Extracted records:
──────
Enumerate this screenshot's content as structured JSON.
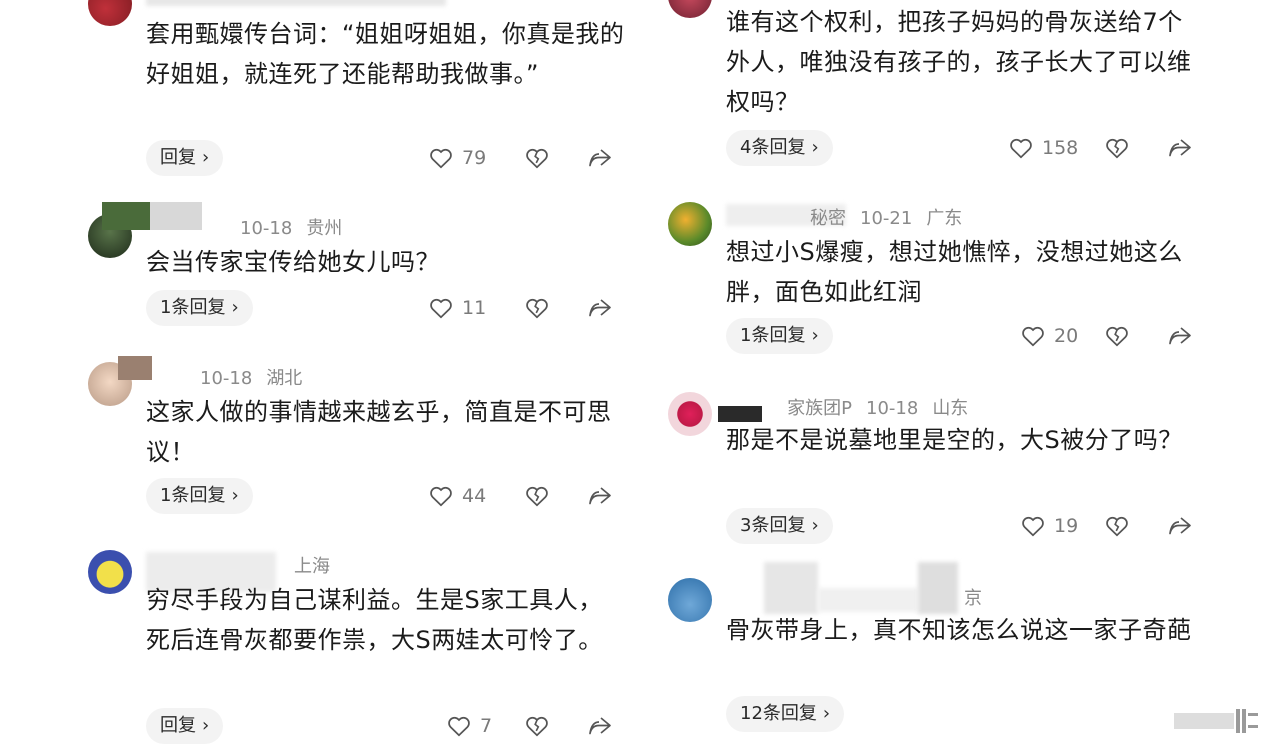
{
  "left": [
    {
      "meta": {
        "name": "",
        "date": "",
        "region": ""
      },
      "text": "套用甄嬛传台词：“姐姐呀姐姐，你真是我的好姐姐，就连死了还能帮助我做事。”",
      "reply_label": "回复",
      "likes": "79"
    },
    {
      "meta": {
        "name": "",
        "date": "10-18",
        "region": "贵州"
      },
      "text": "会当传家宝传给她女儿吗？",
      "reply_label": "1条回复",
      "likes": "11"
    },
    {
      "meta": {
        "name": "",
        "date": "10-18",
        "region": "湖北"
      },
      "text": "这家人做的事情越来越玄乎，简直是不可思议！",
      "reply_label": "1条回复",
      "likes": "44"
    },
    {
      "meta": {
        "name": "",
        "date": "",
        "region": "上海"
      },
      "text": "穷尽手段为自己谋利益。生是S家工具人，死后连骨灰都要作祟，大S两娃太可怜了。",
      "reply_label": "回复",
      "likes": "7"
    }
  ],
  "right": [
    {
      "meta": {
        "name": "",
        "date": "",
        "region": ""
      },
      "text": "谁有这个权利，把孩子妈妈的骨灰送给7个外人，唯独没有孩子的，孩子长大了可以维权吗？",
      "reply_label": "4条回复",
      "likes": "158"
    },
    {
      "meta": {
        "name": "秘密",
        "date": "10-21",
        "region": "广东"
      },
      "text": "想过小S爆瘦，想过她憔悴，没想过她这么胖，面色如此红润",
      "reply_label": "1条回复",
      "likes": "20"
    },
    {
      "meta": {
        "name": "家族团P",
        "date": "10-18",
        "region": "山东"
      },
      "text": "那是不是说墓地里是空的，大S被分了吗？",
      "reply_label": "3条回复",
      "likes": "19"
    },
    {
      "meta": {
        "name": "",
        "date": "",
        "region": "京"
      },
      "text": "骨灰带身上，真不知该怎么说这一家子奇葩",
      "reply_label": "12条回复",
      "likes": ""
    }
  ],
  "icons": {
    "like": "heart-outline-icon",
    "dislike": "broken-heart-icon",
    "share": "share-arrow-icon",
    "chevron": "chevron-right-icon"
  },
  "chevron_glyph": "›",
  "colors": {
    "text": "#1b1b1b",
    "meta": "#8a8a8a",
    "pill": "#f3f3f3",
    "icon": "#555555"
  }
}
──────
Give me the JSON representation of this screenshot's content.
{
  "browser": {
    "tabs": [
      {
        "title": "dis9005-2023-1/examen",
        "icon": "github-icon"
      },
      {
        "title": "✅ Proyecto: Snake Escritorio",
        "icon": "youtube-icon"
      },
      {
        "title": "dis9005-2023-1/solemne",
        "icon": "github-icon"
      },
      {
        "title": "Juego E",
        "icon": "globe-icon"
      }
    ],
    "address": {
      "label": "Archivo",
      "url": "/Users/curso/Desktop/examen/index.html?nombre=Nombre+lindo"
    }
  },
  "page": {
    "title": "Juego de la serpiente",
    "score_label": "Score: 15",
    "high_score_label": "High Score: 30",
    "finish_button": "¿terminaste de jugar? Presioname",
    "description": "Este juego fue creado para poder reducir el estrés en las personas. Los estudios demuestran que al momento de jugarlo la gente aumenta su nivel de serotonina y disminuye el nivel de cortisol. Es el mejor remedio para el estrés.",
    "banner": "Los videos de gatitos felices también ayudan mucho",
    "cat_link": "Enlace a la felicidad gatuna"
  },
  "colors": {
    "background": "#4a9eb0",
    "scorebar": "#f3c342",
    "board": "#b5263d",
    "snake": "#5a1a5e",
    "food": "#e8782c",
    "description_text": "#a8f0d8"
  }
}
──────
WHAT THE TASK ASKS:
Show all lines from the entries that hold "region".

TASK RESPONSE:
        "region": ""
        "region": "贵州"
        "region": "湖北"
        "region": "上海"
        "region": ""
        "region": "广东"
        "region": "山东"
        "region": "京"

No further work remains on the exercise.